Microsoft has warned IT departments to batten down their Wi-Fi networks following the discovery of a security vulnerability in Windows Phones that leaks users' passwords.
Miscreants who set up rogue hotspots can grab from devices employees' encrypted domain credentials, needed to authenticate with corporate systems and access network resources. But the algorithm encrypting this sensitive data is cryptographically weak, allowing hackers to recover the login details and use them to masquerade as staffers.
“The attacker could take any action that the user could take on that network resource,” Microsoft warned.
The software giant has urged IT bosses to distribute a special root certificate for Windows Phone 8 and 7.8 devices accessing their networks; that certificate allows the handsets to confirm that any corporate wireless access points they’re connecting to are genuine before sending over the sensitive data.
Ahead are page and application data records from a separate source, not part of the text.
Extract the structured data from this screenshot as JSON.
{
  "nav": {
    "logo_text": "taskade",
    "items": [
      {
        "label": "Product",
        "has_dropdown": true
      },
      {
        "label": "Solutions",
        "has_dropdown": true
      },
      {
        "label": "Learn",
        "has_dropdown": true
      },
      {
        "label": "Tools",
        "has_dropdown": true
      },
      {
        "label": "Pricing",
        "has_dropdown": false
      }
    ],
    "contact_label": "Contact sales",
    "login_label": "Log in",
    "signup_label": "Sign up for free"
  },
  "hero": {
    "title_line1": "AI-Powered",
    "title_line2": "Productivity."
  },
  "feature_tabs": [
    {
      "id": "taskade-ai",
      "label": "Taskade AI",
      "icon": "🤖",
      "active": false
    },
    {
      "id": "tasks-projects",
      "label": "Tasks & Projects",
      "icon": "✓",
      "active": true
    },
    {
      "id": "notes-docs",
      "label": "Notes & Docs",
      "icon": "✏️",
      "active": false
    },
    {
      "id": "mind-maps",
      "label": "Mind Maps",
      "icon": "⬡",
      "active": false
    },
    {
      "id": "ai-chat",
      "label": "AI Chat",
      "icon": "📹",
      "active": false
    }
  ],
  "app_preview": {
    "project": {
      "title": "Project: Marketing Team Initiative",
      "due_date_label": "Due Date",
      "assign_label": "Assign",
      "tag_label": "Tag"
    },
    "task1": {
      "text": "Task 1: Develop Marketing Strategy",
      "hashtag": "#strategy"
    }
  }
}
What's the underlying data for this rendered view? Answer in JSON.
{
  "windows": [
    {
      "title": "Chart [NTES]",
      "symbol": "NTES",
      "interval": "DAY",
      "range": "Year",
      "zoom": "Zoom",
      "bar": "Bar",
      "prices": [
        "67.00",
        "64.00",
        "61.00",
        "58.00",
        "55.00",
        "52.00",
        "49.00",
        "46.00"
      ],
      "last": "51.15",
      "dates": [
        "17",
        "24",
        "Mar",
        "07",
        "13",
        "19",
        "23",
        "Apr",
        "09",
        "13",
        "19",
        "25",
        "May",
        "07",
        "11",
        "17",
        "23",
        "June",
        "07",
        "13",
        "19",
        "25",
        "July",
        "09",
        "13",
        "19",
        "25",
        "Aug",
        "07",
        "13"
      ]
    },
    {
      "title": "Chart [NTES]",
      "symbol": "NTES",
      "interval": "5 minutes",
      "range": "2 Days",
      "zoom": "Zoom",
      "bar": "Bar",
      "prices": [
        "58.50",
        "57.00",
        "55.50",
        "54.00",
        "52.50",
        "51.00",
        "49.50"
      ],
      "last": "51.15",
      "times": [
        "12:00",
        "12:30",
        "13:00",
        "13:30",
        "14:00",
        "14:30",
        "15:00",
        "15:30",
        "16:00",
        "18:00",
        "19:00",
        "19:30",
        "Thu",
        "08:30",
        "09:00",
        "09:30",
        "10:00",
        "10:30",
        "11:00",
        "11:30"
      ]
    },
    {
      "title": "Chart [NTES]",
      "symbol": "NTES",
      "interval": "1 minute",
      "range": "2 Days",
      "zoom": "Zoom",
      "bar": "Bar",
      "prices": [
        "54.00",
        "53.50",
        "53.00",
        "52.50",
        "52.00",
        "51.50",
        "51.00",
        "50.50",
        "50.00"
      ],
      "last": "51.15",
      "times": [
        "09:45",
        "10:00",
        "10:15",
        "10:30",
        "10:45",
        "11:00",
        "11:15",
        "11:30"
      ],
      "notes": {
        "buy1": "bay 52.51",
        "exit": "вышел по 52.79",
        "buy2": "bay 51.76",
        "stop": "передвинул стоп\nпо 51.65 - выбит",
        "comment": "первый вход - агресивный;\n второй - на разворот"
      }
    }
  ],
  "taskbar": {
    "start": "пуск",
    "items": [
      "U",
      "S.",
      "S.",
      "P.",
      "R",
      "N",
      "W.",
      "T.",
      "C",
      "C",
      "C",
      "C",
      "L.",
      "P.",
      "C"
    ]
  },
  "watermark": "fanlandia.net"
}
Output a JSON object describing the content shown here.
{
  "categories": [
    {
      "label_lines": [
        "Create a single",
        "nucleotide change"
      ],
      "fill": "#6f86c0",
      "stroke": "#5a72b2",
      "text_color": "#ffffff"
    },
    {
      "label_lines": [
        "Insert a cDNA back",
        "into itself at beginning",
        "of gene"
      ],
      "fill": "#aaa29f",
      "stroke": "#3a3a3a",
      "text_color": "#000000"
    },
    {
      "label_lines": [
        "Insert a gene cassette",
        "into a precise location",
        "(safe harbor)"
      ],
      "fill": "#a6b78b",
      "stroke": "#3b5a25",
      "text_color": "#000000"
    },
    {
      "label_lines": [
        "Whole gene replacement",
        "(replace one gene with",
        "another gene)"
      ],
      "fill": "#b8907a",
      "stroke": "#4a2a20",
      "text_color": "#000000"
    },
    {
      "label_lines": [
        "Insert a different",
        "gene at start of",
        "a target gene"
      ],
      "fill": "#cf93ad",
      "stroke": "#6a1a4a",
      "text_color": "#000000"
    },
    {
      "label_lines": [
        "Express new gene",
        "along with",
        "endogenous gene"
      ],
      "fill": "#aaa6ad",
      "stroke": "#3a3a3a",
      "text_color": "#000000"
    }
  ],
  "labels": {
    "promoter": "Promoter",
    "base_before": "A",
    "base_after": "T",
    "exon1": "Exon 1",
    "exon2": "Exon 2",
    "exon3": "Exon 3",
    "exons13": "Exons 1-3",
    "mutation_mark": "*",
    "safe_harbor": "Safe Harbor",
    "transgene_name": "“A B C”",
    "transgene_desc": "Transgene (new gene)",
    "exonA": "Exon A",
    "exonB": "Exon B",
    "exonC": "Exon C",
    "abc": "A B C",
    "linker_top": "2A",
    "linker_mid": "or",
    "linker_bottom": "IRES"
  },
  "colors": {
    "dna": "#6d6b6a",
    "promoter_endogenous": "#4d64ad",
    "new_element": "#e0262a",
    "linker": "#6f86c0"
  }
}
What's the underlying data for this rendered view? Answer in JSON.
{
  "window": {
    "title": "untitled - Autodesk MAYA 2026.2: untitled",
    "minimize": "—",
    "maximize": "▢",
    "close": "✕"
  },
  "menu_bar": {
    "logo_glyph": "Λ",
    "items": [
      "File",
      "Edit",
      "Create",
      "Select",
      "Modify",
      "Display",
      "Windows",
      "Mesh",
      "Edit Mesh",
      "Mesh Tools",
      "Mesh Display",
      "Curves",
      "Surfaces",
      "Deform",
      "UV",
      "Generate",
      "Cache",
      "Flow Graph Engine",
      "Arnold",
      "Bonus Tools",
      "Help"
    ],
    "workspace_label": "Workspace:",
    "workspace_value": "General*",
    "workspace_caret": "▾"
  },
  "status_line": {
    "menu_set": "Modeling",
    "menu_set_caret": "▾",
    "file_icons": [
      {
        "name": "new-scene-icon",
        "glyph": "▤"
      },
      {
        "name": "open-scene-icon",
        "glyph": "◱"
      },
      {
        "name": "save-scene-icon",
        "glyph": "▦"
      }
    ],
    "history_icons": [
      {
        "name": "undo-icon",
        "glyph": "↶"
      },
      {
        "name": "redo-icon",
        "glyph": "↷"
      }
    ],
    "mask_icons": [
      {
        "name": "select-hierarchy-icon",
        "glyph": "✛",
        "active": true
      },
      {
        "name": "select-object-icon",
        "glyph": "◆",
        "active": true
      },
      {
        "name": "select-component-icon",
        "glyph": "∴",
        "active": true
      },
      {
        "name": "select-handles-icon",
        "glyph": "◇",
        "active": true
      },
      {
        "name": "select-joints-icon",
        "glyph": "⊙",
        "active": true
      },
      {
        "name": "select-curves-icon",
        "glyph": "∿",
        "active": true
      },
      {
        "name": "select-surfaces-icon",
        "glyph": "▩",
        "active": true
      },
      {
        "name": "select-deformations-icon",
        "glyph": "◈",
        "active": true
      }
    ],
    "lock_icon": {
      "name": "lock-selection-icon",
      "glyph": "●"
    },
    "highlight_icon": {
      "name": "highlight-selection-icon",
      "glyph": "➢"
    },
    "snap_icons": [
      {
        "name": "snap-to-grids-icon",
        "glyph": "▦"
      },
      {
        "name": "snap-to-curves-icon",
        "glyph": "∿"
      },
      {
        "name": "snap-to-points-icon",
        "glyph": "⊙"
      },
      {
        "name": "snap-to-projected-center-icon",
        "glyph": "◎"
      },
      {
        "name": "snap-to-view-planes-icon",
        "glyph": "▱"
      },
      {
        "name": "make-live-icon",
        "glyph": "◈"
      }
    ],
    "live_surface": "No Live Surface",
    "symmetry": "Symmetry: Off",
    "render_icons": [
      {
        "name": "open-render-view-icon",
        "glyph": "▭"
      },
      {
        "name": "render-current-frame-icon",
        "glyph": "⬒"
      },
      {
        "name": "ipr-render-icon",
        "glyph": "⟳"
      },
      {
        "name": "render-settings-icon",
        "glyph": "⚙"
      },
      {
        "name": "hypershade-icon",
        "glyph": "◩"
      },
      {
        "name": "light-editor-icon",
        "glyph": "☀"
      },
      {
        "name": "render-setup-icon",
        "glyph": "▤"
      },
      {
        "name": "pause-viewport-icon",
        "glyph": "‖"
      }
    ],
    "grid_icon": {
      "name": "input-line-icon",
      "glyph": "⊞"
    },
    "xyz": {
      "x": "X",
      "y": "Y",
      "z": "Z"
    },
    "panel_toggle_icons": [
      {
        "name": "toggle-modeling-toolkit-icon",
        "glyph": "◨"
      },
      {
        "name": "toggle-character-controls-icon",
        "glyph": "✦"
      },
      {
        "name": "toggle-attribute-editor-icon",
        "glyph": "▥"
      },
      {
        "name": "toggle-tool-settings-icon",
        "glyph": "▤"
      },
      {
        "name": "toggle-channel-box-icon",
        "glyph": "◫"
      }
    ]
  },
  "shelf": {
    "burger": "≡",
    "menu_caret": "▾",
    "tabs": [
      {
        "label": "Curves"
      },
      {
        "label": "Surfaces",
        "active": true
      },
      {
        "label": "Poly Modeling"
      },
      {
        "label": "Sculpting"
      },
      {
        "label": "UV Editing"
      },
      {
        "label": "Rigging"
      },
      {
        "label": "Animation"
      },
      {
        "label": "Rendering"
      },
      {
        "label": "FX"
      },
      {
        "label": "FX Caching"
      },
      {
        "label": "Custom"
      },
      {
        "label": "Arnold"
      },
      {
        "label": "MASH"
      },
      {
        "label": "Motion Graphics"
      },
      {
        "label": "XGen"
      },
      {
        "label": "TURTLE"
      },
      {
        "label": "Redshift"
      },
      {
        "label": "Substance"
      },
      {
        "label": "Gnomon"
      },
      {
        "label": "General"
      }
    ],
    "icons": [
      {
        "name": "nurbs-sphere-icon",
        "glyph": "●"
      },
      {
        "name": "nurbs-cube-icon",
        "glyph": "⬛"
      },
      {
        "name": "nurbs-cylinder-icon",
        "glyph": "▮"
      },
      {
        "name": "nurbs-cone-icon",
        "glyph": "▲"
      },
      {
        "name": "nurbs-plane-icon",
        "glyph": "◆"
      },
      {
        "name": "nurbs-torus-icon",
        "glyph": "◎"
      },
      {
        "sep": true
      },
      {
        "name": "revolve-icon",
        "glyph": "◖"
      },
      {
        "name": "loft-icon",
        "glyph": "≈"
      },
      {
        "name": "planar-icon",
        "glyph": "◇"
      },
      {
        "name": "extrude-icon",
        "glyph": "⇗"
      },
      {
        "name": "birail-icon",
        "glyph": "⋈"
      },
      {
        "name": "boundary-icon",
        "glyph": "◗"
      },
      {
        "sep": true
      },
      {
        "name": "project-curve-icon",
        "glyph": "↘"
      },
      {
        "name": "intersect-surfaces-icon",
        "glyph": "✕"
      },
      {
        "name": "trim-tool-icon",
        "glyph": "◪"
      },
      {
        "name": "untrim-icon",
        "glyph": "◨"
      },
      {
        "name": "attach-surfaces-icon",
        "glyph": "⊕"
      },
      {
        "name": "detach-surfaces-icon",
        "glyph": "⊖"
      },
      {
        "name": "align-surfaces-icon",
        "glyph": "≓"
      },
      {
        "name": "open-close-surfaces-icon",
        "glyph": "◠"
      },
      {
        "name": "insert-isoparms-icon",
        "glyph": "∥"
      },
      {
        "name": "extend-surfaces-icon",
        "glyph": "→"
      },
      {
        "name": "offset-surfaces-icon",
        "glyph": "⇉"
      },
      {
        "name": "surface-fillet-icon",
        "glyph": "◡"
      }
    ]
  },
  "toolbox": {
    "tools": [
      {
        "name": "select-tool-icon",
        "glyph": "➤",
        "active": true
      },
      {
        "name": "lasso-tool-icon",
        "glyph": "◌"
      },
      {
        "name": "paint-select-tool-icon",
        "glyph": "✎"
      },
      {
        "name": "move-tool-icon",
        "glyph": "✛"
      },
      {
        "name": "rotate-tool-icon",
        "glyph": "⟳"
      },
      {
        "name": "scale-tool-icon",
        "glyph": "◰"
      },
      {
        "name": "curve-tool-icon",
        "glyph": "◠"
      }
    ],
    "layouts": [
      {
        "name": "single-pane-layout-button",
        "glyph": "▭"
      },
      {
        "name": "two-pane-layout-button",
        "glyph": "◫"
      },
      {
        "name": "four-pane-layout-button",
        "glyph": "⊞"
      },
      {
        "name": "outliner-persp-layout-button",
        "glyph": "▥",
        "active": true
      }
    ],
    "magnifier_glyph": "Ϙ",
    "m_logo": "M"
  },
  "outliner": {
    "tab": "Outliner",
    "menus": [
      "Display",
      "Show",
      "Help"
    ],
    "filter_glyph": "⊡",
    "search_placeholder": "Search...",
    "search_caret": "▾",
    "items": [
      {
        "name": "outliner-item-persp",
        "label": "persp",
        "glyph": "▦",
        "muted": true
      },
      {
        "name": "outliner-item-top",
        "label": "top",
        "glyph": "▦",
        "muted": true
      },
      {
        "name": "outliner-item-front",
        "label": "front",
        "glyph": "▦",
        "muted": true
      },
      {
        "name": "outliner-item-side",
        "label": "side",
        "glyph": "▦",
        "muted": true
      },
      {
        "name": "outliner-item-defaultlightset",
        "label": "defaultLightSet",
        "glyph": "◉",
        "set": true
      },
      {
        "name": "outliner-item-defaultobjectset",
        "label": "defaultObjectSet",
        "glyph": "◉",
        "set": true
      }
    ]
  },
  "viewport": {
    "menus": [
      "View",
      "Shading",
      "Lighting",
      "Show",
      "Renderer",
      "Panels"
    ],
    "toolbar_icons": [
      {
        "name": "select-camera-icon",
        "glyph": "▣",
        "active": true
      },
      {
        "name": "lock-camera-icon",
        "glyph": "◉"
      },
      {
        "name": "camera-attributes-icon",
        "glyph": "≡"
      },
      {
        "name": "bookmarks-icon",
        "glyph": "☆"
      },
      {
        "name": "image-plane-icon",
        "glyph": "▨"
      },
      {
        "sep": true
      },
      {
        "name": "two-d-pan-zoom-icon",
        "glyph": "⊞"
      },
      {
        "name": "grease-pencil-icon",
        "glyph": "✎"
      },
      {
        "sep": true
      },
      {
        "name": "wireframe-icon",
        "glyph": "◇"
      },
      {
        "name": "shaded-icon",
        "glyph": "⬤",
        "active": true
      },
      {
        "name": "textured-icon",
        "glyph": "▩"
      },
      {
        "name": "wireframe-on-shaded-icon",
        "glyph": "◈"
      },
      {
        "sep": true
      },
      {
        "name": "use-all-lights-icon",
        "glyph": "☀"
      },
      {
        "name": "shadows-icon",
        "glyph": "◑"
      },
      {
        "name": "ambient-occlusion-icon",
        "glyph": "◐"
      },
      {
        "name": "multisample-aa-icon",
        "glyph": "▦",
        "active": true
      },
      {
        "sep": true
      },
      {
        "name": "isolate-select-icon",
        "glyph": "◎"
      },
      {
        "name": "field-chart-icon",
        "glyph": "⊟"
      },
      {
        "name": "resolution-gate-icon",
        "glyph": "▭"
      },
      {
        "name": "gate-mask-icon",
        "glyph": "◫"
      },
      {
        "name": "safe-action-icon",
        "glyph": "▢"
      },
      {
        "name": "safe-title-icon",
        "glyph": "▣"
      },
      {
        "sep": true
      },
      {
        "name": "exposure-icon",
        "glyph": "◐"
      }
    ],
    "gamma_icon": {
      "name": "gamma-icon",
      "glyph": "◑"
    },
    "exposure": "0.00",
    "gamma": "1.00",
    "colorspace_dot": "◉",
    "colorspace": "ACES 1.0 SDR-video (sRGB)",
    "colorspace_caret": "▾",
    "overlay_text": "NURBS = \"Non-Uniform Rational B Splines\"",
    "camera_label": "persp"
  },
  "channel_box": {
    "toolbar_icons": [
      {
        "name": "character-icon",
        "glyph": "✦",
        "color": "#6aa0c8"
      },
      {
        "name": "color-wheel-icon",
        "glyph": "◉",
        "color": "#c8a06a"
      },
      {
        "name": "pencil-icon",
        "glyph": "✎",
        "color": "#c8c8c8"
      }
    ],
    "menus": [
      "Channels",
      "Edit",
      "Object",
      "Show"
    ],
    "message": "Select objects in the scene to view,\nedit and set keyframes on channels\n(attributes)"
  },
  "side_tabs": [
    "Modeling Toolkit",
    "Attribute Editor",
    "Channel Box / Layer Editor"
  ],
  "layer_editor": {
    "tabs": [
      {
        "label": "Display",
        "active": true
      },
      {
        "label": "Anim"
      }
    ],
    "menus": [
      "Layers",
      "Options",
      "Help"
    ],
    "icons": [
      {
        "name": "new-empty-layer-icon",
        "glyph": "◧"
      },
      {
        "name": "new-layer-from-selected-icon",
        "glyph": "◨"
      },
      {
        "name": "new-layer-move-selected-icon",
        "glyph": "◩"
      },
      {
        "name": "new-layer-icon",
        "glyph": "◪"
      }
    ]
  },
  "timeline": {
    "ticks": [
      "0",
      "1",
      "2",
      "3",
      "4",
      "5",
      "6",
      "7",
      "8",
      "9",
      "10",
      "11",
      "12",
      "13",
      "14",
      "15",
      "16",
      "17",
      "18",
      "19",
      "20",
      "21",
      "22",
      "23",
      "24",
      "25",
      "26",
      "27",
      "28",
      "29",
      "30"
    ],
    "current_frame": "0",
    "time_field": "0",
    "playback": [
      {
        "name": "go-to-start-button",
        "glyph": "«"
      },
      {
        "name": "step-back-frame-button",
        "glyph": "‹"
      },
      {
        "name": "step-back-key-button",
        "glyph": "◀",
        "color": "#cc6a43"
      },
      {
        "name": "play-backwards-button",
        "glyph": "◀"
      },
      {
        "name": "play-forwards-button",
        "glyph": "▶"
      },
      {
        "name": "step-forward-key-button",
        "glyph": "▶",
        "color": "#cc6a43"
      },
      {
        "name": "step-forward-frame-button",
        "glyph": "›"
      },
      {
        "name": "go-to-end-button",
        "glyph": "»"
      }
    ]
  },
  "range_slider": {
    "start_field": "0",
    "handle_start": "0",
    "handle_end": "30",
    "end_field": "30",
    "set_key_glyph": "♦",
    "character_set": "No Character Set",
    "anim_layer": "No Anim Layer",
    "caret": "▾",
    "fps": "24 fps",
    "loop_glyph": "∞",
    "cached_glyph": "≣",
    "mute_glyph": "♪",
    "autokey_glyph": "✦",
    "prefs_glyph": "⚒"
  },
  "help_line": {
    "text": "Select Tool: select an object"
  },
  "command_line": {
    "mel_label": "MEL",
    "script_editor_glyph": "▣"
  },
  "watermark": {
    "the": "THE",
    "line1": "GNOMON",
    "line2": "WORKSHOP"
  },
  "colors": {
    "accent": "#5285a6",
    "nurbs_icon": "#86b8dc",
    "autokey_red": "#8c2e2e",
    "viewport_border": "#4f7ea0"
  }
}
Microsoft won’t issue a security update to fix the vulnerability, though, it said.
The certificate advisory follows the disclosure of a flaw in the Protected Extensible Authentication Protocol with Microsoft Challenge Handshake Authentication Protocol (version 2) used in Windows Phones for WPA2 authentication.
Explaining how Windows 8 phones can be immunised against the vuln, the software giant said the devices “can be configured to validate a network access point to help make sure the network is your company’s network before starting an authentication process. This can be done by validating a certificate that's on your company’s server. Only after validating the certificate is username and password information sent to the authentication server, so the phone can connect to the Wi-Fi network.”
Instructions on how to distribute the certificate, and why it's important, are here. ®